» Your objective:
Set all the entries down again, unaltered.

» Records to process:
——
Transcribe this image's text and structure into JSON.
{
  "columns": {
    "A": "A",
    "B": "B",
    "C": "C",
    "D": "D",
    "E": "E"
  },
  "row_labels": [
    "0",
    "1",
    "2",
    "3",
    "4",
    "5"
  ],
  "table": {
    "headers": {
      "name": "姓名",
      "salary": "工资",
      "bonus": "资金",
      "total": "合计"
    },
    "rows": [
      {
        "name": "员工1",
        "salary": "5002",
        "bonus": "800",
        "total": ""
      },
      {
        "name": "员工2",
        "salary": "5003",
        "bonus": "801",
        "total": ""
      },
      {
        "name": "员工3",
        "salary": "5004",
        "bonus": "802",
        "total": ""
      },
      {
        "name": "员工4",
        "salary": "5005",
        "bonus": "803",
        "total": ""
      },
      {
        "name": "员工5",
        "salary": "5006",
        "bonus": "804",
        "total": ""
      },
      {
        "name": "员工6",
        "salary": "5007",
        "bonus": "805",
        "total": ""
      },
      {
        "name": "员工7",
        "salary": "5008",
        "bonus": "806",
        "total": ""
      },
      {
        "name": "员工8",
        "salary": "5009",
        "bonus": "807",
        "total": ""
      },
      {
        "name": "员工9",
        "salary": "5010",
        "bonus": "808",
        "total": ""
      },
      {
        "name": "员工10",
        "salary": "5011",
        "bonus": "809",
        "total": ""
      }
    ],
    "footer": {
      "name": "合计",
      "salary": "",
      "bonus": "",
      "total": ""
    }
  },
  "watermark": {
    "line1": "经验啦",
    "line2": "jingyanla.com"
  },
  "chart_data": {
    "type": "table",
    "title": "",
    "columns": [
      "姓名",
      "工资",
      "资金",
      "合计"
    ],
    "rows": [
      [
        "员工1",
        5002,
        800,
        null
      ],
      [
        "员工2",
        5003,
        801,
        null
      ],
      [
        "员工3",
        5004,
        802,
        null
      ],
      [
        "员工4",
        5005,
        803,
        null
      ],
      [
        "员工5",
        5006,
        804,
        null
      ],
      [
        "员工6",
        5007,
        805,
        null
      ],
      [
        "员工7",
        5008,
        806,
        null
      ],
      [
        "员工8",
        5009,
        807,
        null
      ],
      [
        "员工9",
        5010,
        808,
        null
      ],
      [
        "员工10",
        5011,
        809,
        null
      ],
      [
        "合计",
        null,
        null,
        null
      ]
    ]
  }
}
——
» Solution:
Transcribe this image's text and structure into JSON.
{
  "columns": {
    "A": "A",
    "B": "B",
    "C": "C",
    "D": "D",
    "E": "E"
  },
  "row_labels": [
    "0",
    "1",
    "2",
    "3",
    "4",
    "5"
  ],
  "table": {
    "headers": {
      "name": "姓名",
      "salary": "工资",
      "bonus": "资金",
      "total": "合计"
    },
    "rows": [
      {
        "name": "员工1",
        "salary": "5002",
        "bonus": "800",
        "total": ""
      },
      {
        "name": "员工2",
        "salary": "5003",
        "bonus": "801",
        "total": ""
      },
      {
        "name": "员工3",
        "salary": "5004",
        "bonus": "802",
        "total": ""
      },
      {
        "name": "员工4",
        "salary": "5005",
        "bonus": "803",
        "total": ""
      },
      {
        "name": "员工5",
        "salary": "5006",
        "bonus": "804",
        "total": ""
      },
      {
        "name": "员工6",
        "salary": "5007",
        "bonus": "805",
        "total": ""
      },
      {
        "name": "员工7",
        "salary": "5008",
        "bonus": "806",
        "total": ""
      },
      {
        "name": "员工8",
        "salary": "5009",
        "bonus": "807",
        "total": ""
      },
      {
        "name": "员工9",
        "salary": "5010",
        "bonus": "808",
        "total": ""
      },
      {
        "name": "员工10",
        "salary": "5011",
        "bonus": "809",
        "total": ""
      }
    ],
    "footer": {
      "name": "合计",
      "salary": "",
      "bonus": "",
      "total": ""
    }
  },
  "watermark": {
    "line1": "经验啦",
    "line2": "jingyanla.com"
  },
  "chart_data": {
    "type": "table",
    "title": "",
    "columns": [
      "姓名",
      "工资",
      "资金",
      "合计"
    ],
    "rows": [
      [
        "员工1",
        5002,
        800,
        null
      ],
      [
        "员工2",
        5003,
        801,
        null
      ],
      [
        "员工3",
        5004,
        802,
        null
      ],
      [
        "员工4",
        5005,
        803,
        null
      ],
      [
        "员工5",
        5006,
        804,
        null
      ],
      [
        "员工6",
        5007,
        805,
        null
      ],
      [
        "员工7",
        5008,
        806,
        null
      ],
      [
        "员工8",
        5009,
        807,
        null
      ],
      [
        "员工9",
        5010,
        808,
        null
      ],
      [
        "员工10",
        5011,
        809,
        null
      ],
      [
        "合计",
        null,
        null,
        null
      ]
    ]
  }
}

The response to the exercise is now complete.